• **WHAT THE TASK ASKS**:
Pictures stay out, but every line of the data is copied exactly.

• **EXTRACTED RECORDS**:
※ ※ ※
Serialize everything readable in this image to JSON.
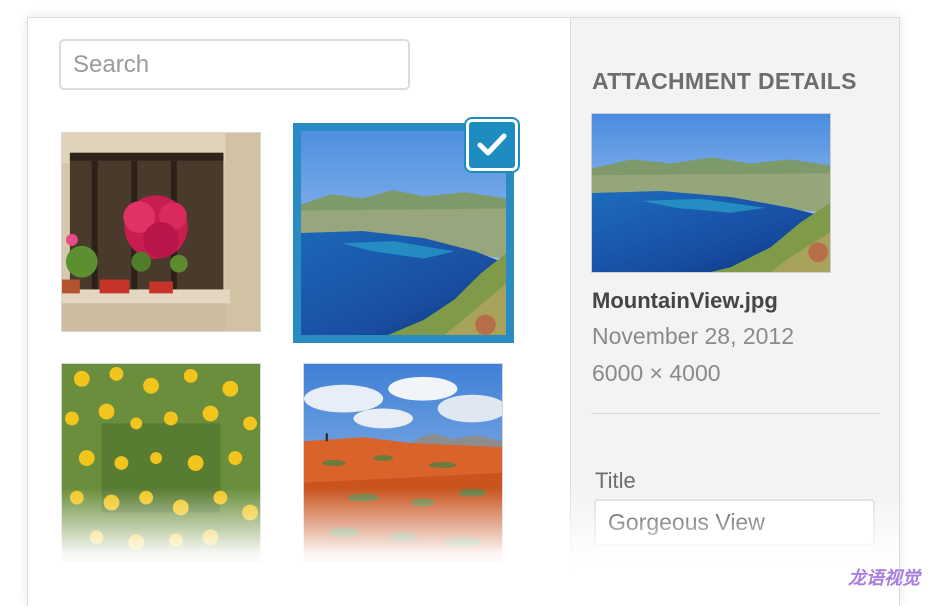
{
  "search": {
    "placeholder": "Search",
    "value": ""
  },
  "grid": {
    "items": [
      {
        "name": "window-flowers",
        "selected": false
      },
      {
        "name": "MountainView.jpg",
        "selected": true
      },
      {
        "name": "yellow-flowers",
        "selected": false
      },
      {
        "name": "red-field",
        "selected": false
      }
    ],
    "selected_check_icon": "checkmark-icon"
  },
  "details": {
    "heading": "ATTACHMENT DETAILS",
    "filename": "MountainView.jpg",
    "date": "November 28, 2012",
    "dimensions": "6000 × 4000"
  },
  "fields": {
    "title_label": "Title",
    "title_value": "Gorgeous View"
  },
  "watermark": "龙语视觉",
  "colors": {
    "accent": "#2a8bc2",
    "check_bg": "#1e8cbe"
  }
}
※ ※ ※
• **REPLY TO THE EXERCISE**:
Serialize everything readable in this image to JSON.
{
  "search": {
    "placeholder": "Search",
    "value": ""
  },
  "grid": {
    "items": [
      {
        "name": "window-flowers",
        "selected": false
      },
      {
        "name": "MountainView.jpg",
        "selected": true
      },
      {
        "name": "yellow-flowers",
        "selected": false
      },
      {
        "name": "red-field",
        "selected": false
      }
    ],
    "selected_check_icon": "checkmark-icon"
  },
  "details": {
    "heading": "ATTACHMENT DETAILS",
    "filename": "MountainView.jpg",
    "date": "November 28, 2012",
    "dimensions": "6000 × 4000"
  },
  "fields": {
    "title_label": "Title",
    "title_value": "Gorgeous View"
  },
  "watermark": "龙语视觉",
  "colors": {
    "accent": "#2a8bc2",
    "check_bg": "#1e8cbe"
  }
}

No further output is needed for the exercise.